The career ladder — or career development, career arc, job growth, etc. that you want to call it — is a big deal. Take a look at this visual:
That was the basic first-world life path for much of the time after the Industrial Revolution. Now it looks a bit more like this:
That obviously impacts your individual career ladder. But there’s another thing you need to take into account, especially if you’re a decision-maker who can promote others.
The career ladder and the dirty little secret
Let’s start with two things that I mostly believe to be true about workplaces:
- Very few people understand what exactly their salary represents
- Very few people understand how/why others are promoted
If you add those two together with “We tend to put people in teams to do work, but we promote individuals,” you kind of explained a major lack of clarity for many about work. That’s when you come to review/bonus season and you’ve got some hard-charger shrieking at his boss “I hit all my targets!” and he’s getting zero reward or bump. But the boss? He probably just walked away with a cool new $20K. That’s life, baby!
[Tweet “Moving up the career ladder but not the respect ladder = good for no one.”]
There’s some new research out of Stanford about high-power (i.e. decision-makers) but low-status (i.e. not respected) individuals within organizations. I’ve written about this once before too, in a post called ‘Standard hierarchy is the lowest form of respect.’ What do I mean by that? Have you ever had a boss where you only respected him/her because he/she was your boss? Yep. That’s it.

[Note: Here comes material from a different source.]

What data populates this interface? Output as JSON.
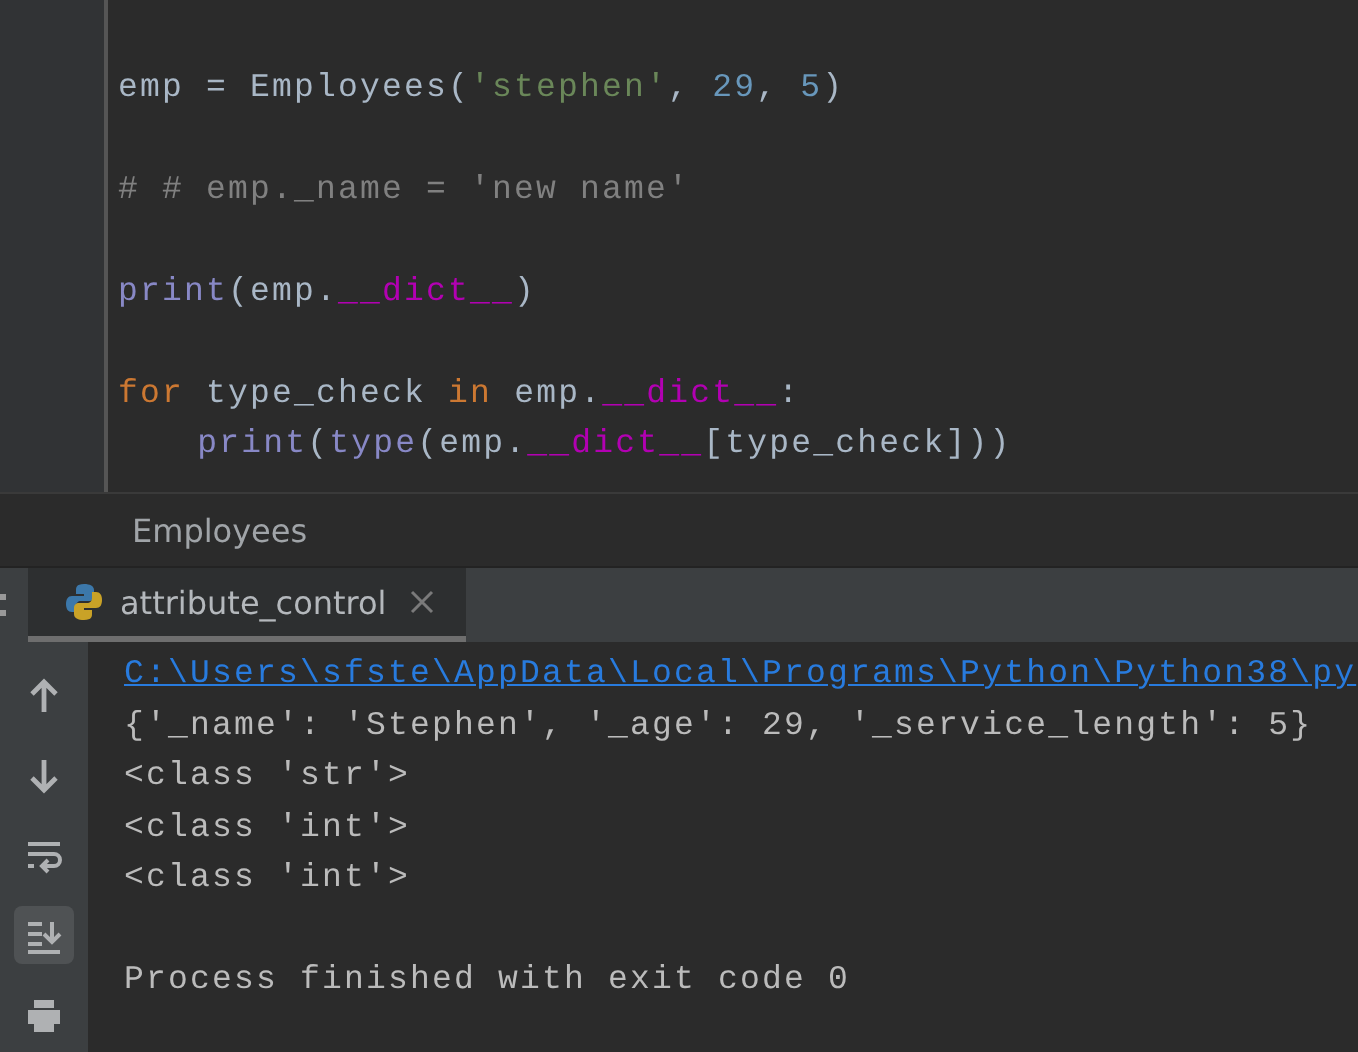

Here’s the Stanford research, and this part should pop out a bit:
On the flip side, people in low-status jobs often receive little respect and thus experience negative feelings about themselves and others. “People with a lot of control over resources but little of the respect that comes with high status may be prone to act based on the negative feelings that they have,” says Halevy. “And they can have a negative impact because they control resources, so power without status is toxic.”
This is how this evolves at many jobs: you got some target-chasing buffoon in the middle ranks who is close with a few SVPs or C-Suiters, so despite Peter Principle, he keeps getting bumped up. Within about five years, this guy — who probably has no clue what the organization even does, in reality — is now in charge of a ton of people, projects, decisions, and timelines. He has a lot of formal organizational power on the old career ladder, but he has virtually no respect. He’s a high-power, low-status individual. People have to respect him because he’s their boss/project manager, but no one actually does. We’ve all worked with this person, and/or multiple variations of this person. In fact, here are 12 such examples.
Anyway, this all leads to a lesson.
The career ladder lesson
As I mentioned above, few people understand what makes a person get promoted at work. But if I had to look under the hood of 100 different companies, I’d say a big factor is usually “proximity to those already in power.” Now, this can burn you too — if you’re someone that makes a COO look good, the COO doesn’t want to bump you up, because he wants to keep looking good and doing less work. It’s a double-edged sword in that way.
If you were a decision-making person in a company, though, your best bet (here’s the lesson!) would be to only promote people up the career ladder who have:
- Aptitude for the job/work (Important)
- Respect of others (More important)
See, any discussion about ‘the future of work’ is really just about respect. That’s it. Research has shown respect is crucial time and time again to work environments.
You need respect on teams and between bosses and employees, for sure. That’s very important. But you absolutely need respect from the highest ranks coming down. If you have a bunch of C-Suite people that don’t seem to give a shit about anything except themselves and their bonuses — and I’ve worked in those places — it’s really depressing to even come to work every day. Your work basically doesn’t matter, because even if your boss loves you and what you do, all that truly matters to that org is what the top dogs perched atop the career ladder want for themselves. I also call this “Country Club Management,” and it’s a big deal post-2008 recession. Executives who couldn’t retire yet want to hold on to their scratch.
So the best type of leader for an organization would be someone with high-power (organizational decision-making) and high-status, or high-respect.
In fact, I’d promote someone who hits less targets but seems to be more liked and respected over someone who hits more targets but everyone seems to fear or hate. In the second situation, you’re making someone into high-power and low-status. Look at the pull quote above to see what happens then.
If you don’t believe that, try this:
And what if you yourself sense that you’re acting out due to your own position of low status but high power? By mistreating others, you’ll further reduce your status in the eyes of coworkers and feel even more disrespected, setting up a “vicious cycle” of conflict, the researchers say. You’re better off using your energy to boost your status by, for instance, contributing more and demonstrating your competence. “People should be aware that there are constructive ways to ascend the status hierarchy,” says Halevy.
That second quote here is also fraught as hell. “Contributing more and demonstrating your competence.” Let me put that through a managerial translator for a second and see what happens. Standby. Beep beep boop boop beep beep beep boop. OK, got it.
So my broad takeaway here: if you have the power to promote people up their own career ladder, consider looking for those who appear to be respected by others. Give them the formal power. When your organization is seen to be led by high-power and high-respect individuals, others will follow. High-power (formal) and low-respect (earned)? Not so good.
What else you got re: career ladder, Peter Principle, and respect?